- WORK INSTRUCTION: Show only those lines of the entries where the string "Transfer" is found.

- DATA FOR PROCESSING:
....

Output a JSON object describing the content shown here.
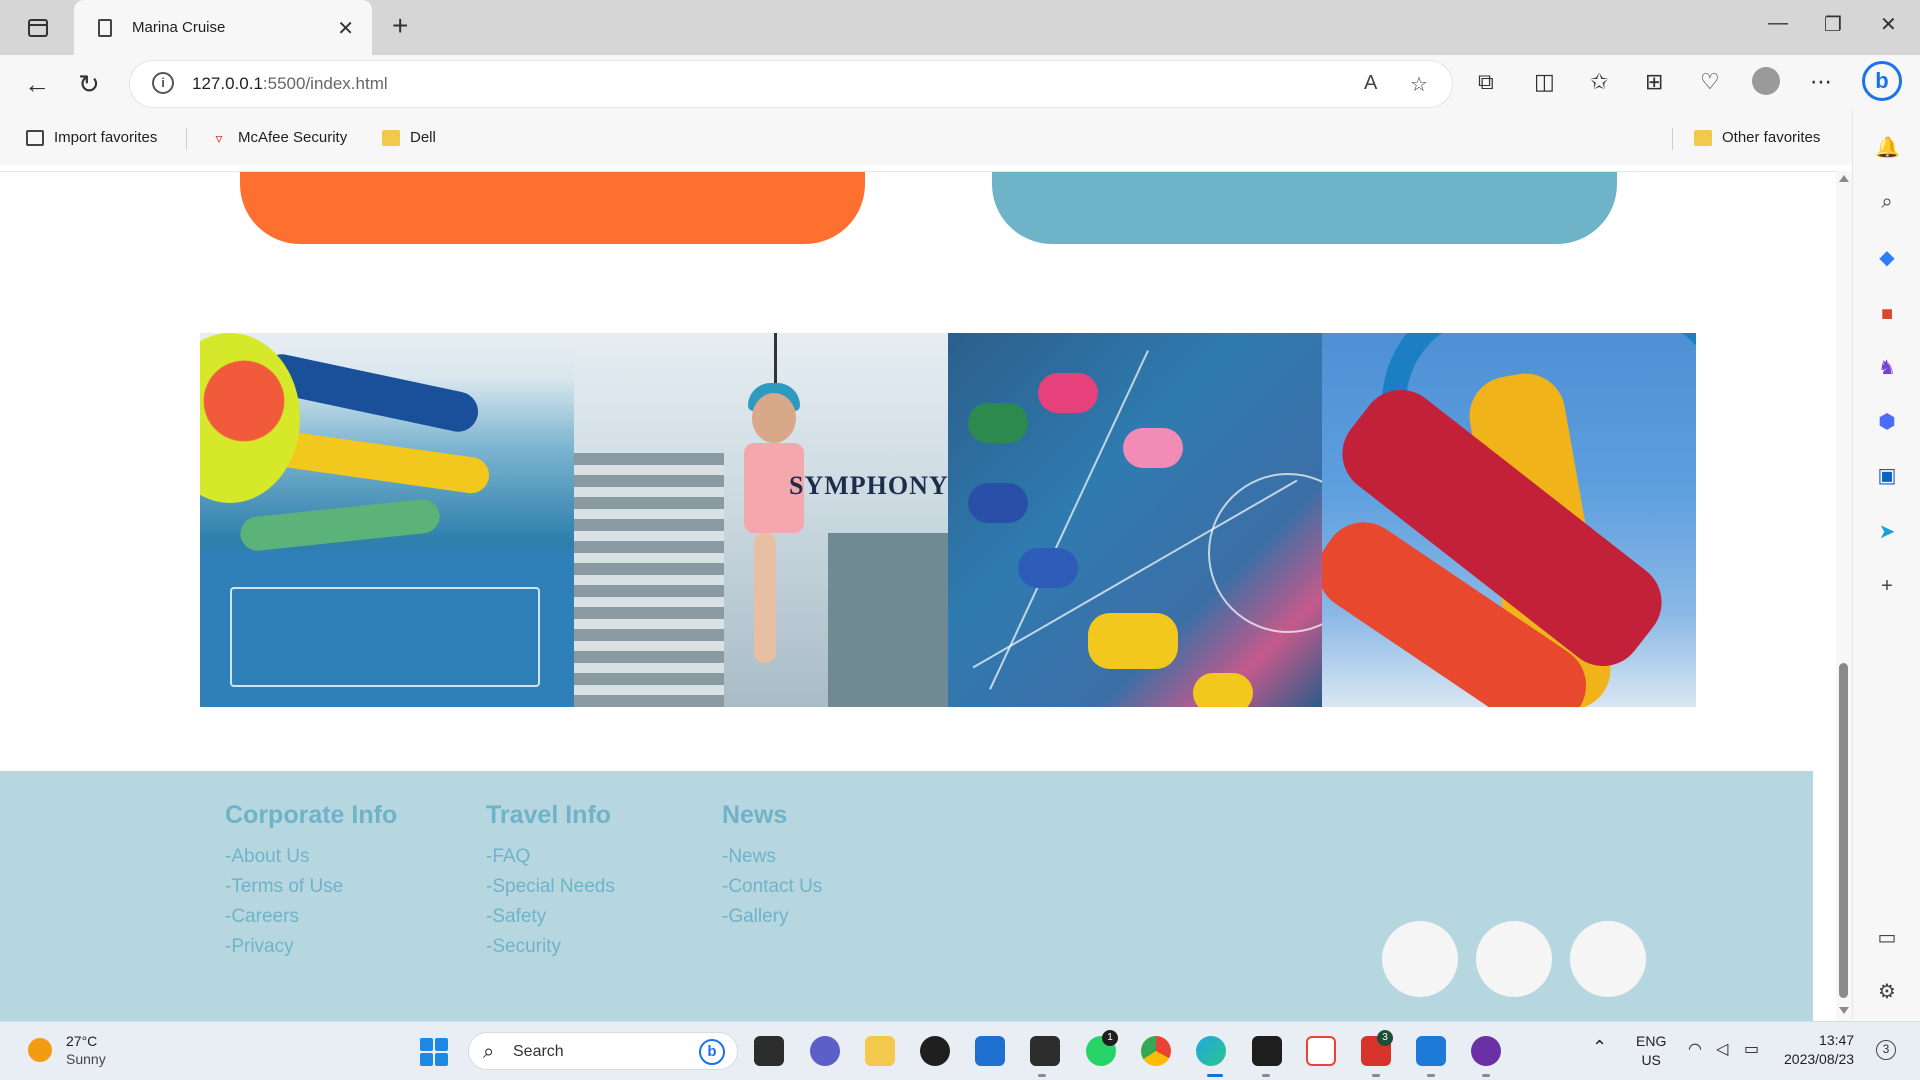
{
  "browser": {
    "tab_title": "Marina Cruise",
    "new_tab_label": "+",
    "tab_close_label": "✕",
    "url_host": "127.0.0.1",
    "url_path": ":5500/index.html",
    "minimize_label": "—",
    "restore_label": "❐",
    "close_label": "✕"
  },
  "favorites": {
    "items": [
      {
        "label": "Import favorites"
      },
      {
        "label": "McAfee Security"
      },
      {
        "label": "Dell"
      }
    ],
    "other": "Other favorites"
  },
  "gallery": {
    "sign_text": "SYMPHONY"
  },
  "footer": {
    "columns": [
      {
        "title": "Corporate Info",
        "links": [
          "-About Us",
          "-Terms of Use",
          "-Careers",
          "-Privacy"
        ]
      },
      {
        "title": "Travel Info",
        "links": [
          "-FAQ",
          "-Special Needs",
          "-Safety",
          "-Security"
        ]
      },
      {
        "title": "News",
        "links": [
          "-News",
          "-Contact Us",
          "-Gallery"
        ]
      }
    ]
  },
  "taskbar": {
    "weather_temp": "27°C",
    "weather_desc": "Sunny",
    "search_label": "Search",
    "whatsapp_badge": "1",
    "app_badge": "3",
    "lang": "ENG",
    "region": "US",
    "time": "13:47",
    "date": "2023/08/23",
    "notifications": "3"
  },
  "colors": {
    "orange": "#ff6f2f",
    "teal": "#6fb3c9",
    "footer_bg": "#b7d7e0"
  }
}
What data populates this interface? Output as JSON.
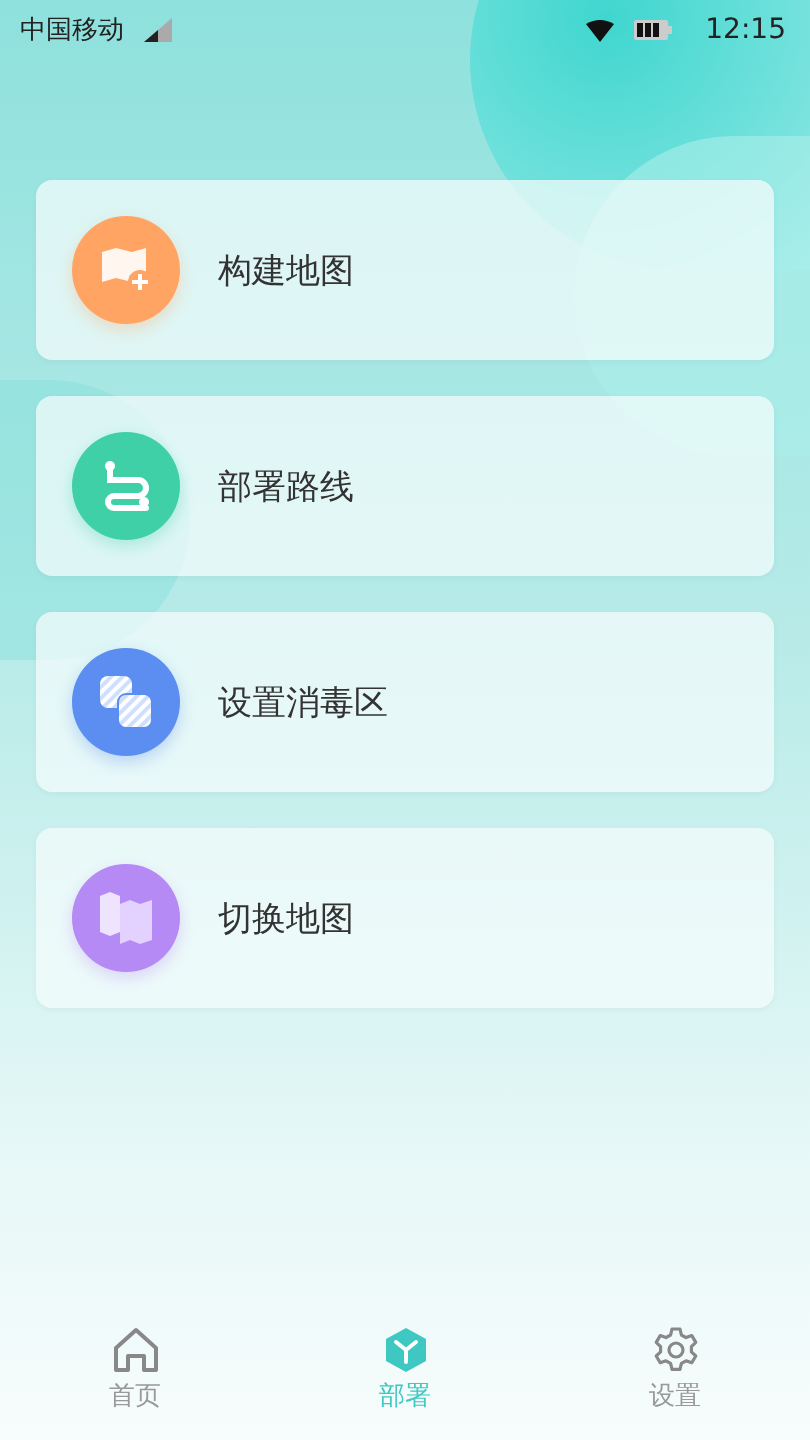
{
  "status_bar": {
    "carrier": "中国移动",
    "time": "12:15"
  },
  "menu": [
    {
      "label": "构建地图",
      "kind": "map-plus",
      "color": "#ffa463"
    },
    {
      "label": "部署路线",
      "kind": "route",
      "color": "#3fd0a8"
    },
    {
      "label": "设置消毒区",
      "kind": "zones",
      "color": "#5b8ef0"
    },
    {
      "label": "切换地图",
      "kind": "maps",
      "color": "#b68af5"
    }
  ],
  "tab_bar": [
    {
      "label": "首页",
      "kind": "home",
      "selected": false
    },
    {
      "label": "部署",
      "kind": "cube",
      "selected": true
    },
    {
      "label": "设置",
      "kind": "gear",
      "selected": false
    }
  ]
}
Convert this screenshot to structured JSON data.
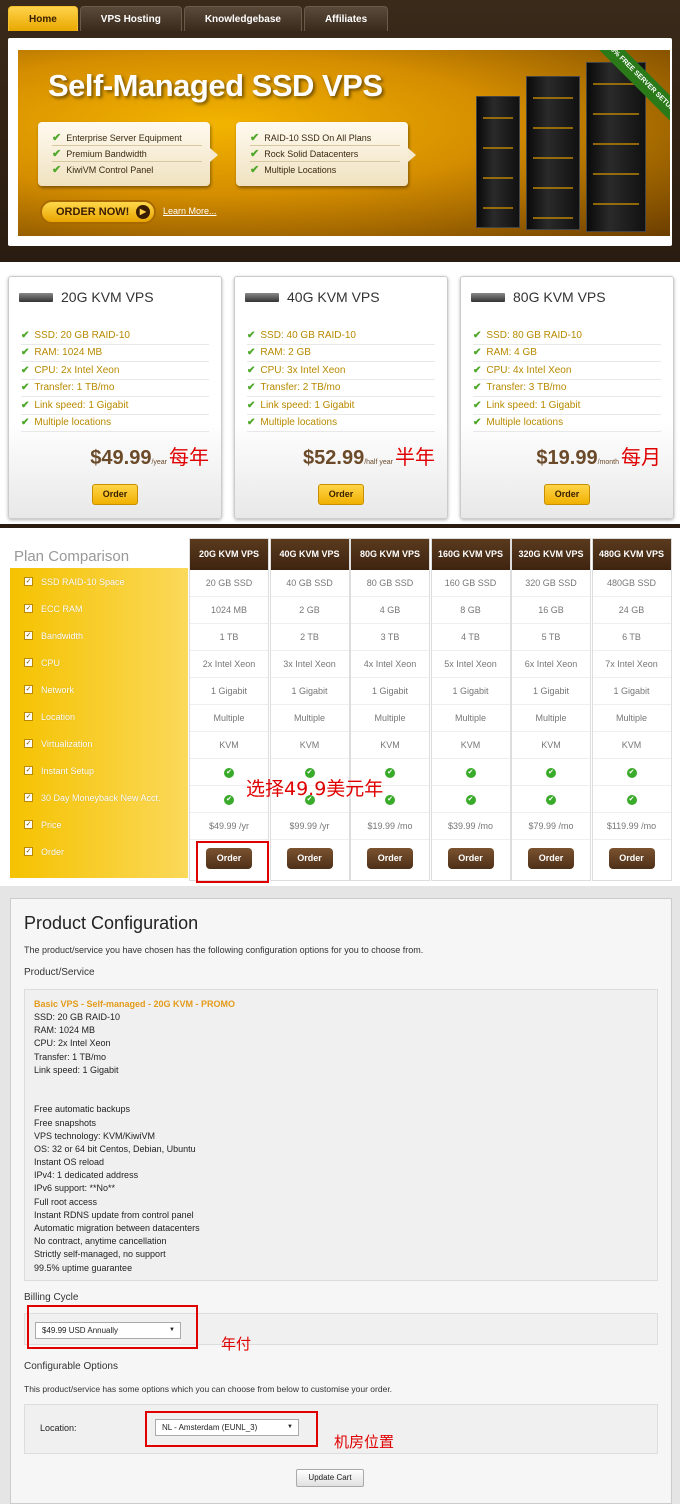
{
  "nav": {
    "tabs": [
      "Home",
      "VPS Hosting",
      "Knowledgebase",
      "Affiliates"
    ]
  },
  "banner": {
    "title": "Self-Managed SSD VPS",
    "features_left": [
      "Enterprise Server Equipment",
      "Premium Bandwidth",
      "KiwiVM Control Panel"
    ],
    "features_right": [
      "RAID-10 SSD On All Plans",
      "Rock Solid Datacenters",
      "Multiple Locations"
    ],
    "order_now": "ORDER NOW!",
    "learn_more": "Learn More...",
    "ribbon": "100% FREE SERVER SETUP"
  },
  "cards": [
    {
      "title": "20G KVM VPS",
      "specs": [
        "SSD: 20 GB RAID-10",
        "RAM: 1024 MB",
        "CPU: 2x Intel Xeon",
        "Transfer: 1 TB/mo",
        "Link speed: 1 Gigabit",
        "Multiple locations"
      ],
      "price": "$49.99",
      "period": "/year",
      "note": "每年",
      "order": "Order"
    },
    {
      "title": "40G KVM VPS",
      "specs": [
        "SSD: 40 GB RAID-10",
        "RAM: 2 GB",
        "CPU: 3x Intel Xeon",
        "Transfer: 2 TB/mo",
        "Link speed: 1 Gigabit",
        "Multiple locations"
      ],
      "price": "$52.99",
      "period": "/half year",
      "note": "半年",
      "order": "Order"
    },
    {
      "title": "80G KVM VPS",
      "specs": [
        "SSD: 80 GB RAID-10",
        "RAM: 4 GB",
        "CPU: 4x Intel Xeon",
        "Transfer: 3 TB/mo",
        "Link speed: 1 Gigabit",
        "Multiple locations"
      ],
      "price": "$19.99",
      "period": "/month",
      "note": "每月",
      "order": "Order"
    }
  ],
  "comparison": {
    "title": "Plan Comparison",
    "features": [
      "SSD RAID-10 Space",
      "ECC RAM",
      "Bandwidth",
      "CPU",
      "Network",
      "Location",
      "Virtualization",
      "Instant Setup",
      "30 Day Moneyback New Acct.",
      "Price",
      "Order"
    ],
    "plans": [
      {
        "name": "20G KVM VPS",
        "cells": [
          "20 GB SSD",
          "1024 MB",
          "1 TB",
          "2x Intel Xeon",
          "1 Gigabit",
          "Multiple",
          "KVM"
        ],
        "price": "$49.99 /yr",
        "order": "Order"
      },
      {
        "name": "40G KVM VPS",
        "cells": [
          "40 GB SSD",
          "2 GB",
          "2 TB",
          "3x Intel Xeon",
          "1 Gigabit",
          "Multiple",
          "KVM"
        ],
        "price": "$99.99 /yr",
        "order": "Order"
      },
      {
        "name": "80G KVM VPS",
        "cells": [
          "80 GB SSD",
          "4 GB",
          "3 TB",
          "4x Intel Xeon",
          "1 Gigabit",
          "Multiple",
          "KVM"
        ],
        "price": "$19.99 /mo",
        "order": "Order"
      },
      {
        "name": "160G KVM VPS",
        "cells": [
          "160 GB SSD",
          "8 GB",
          "4 TB",
          "5x Intel Xeon",
          "1 Gigabit",
          "Multiple",
          "KVM"
        ],
        "price": "$39.99 /mo",
        "order": "Order"
      },
      {
        "name": "320G KVM VPS",
        "cells": [
          "320 GB SSD",
          "16 GB",
          "5 TB",
          "6x Intel Xeon",
          "1 Gigabit",
          "Multiple",
          "KVM"
        ],
        "price": "$79.99 /mo",
        "order": "Order"
      },
      {
        "name": "480G KVM VPS",
        "cells": [
          "480GB SSD",
          "24 GB",
          "6 TB",
          "7x Intel Xeon",
          "1 Gigabit",
          "Multiple",
          "KVM"
        ],
        "price": "$119.99 /mo",
        "order": "Order"
      }
    ],
    "annotation": "选择49.9美元年"
  },
  "config": {
    "title": "Product Configuration",
    "subtitle": "The product/service you have chosen has the following configuration options for you to choose from.",
    "product_heading": "Product/Service",
    "product_name": "Basic VPS - Self-managed - 20G KVM - PROMO",
    "product_lines": [
      "SSD: 20 GB RAID-10",
      "RAM: 1024 MB",
      "CPU: 2x Intel Xeon",
      "Transfer: 1 TB/mo",
      "Link speed: 1 Gigabit",
      "",
      "",
      "Free automatic backups",
      "Free snapshots",
      "VPS technology: KVM/KiwiVM",
      "OS: 32 or 64 bit Centos, Debian, Ubuntu",
      "Instant OS reload",
      "IPv4: 1 dedicated address",
      "IPv6 support: **No**",
      "Full root access",
      "Instant RDNS update from control panel",
      "Automatic migration between datacenters",
      "No contract, anytime cancellation",
      "Strictly self-managed, no support",
      "99.5% uptime guarantee"
    ],
    "billing_heading": "Billing Cycle",
    "billing_value": "$49.99 USD Annually",
    "billing_note": "年付",
    "configurable_heading": "Configurable Options",
    "configurable_sub": "This product/service has some options which you can choose from below to customise your order.",
    "location_label": "Location:",
    "location_value": "NL - Amsterdam (EUNL_3)",
    "location_note": "机房位置",
    "update_cart": "Update Cart"
  }
}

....

- TASK RESPONSE:
        "Transfer: 1 TB/mo",
        "Transfer: 2 TB/mo",
        "Transfer: 3 TB/mo",
      "Transfer: 1 TB/mo",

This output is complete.